It’s extremely difficult or impossible for their partners to wake them up at the time. Once they do wake to full consciousness, usually the next morning, there’s often no memory of what’s happened.
How many people have it?
Case reports of sexsomnia are few and far between.
Not just because it’s rare but because people who suffer from it are often too ashamed to own up to it.
The first officially recorded case was in Singapore in 1986 when a man reported to his doctor that he appeared to masturbate in his sleep every night, without being aware of it.
By 2015, only 94 cases had been documented worldwide.
A study in 2017 highlights just how rare it is in the general population: of 16,000 patients being treated at a sleep clinic, only 17 cases of sexsomnia were found.
What causes it?
There’s no one cause – but there are factors that appear to trigger it.
Lack of sleep, high anxiety and stress and being over tired all appear to be linked to the condition. Drinking, drug use, things that disrupt sleep (like shift work) and depression can also be triggers.
It’s also likely to be at least partly hereditary.
How do you know if you’ve got it?
If you sleep alone, the first hint might be waking to find yourself masturbating – or finding evidence of nocturnal ejaculation. Usually it’s the person you’re sharing your bed with who alerts you to what’s going on. Not surprisingly since they often have no recollection, the first reaction of a sexsomniac is denial.
Most don’t remember anything they did or said during the night and it often takes hard evidence – like a partner taking a video – before they’re convinced it happened.
What about the issue of consent?
Sexsomnia poses serious and distressing issues around consent, for obvious reasons.
It’s a given that a sexsomniac must make sure any person who shares a bed with them is informed and able to control their advances.
Having ‘sleep sex’ sounds like fun for the person instigating it but it’s often not. Imagine being unaware and not in control of what you do while asleep – and waking up to find you did things you’d never do in real life to someone you’d never normally interact sexually with.
If it could cause problems – the sex isn’t wanted or you’re worried you might initiate sex with someone you don’t want to – experts highly recommend sleeping in another room, preferably one with a lock that’s difficult to undo easily. Alternatively, your partner can sleep separately and lock their door from the inside.
What if I think I have it?
You can’t cure sexsomnia but it is manageable.
If you think you have it, visit your GP and ask for a referral to a physician who is a sleep specialist.

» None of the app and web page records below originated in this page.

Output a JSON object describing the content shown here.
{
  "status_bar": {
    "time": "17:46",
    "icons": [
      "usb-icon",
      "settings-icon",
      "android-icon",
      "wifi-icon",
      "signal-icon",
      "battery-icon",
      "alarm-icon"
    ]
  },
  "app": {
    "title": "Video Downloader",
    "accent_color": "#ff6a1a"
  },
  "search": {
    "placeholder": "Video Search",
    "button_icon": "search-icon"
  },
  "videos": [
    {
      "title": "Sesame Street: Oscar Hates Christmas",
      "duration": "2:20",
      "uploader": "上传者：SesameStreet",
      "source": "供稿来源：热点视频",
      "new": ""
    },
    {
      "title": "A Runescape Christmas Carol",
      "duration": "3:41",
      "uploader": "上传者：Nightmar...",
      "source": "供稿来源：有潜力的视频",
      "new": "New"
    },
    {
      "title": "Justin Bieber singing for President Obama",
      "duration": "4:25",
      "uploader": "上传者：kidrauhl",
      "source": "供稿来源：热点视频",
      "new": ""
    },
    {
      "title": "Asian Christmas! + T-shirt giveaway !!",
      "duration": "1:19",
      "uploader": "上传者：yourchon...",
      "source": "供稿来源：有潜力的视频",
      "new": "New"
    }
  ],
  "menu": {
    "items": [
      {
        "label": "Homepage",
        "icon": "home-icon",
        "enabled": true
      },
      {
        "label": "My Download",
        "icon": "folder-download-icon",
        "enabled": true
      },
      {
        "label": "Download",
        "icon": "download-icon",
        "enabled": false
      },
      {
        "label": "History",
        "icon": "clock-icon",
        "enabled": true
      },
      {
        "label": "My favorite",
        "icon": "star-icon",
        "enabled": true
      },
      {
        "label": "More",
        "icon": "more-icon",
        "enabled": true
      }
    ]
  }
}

There is medication that can help but it’s more likely you’ll be advised to manage your triggers.
These vary person to person but reducing stress and developing good sleep habits all help to keep it under control.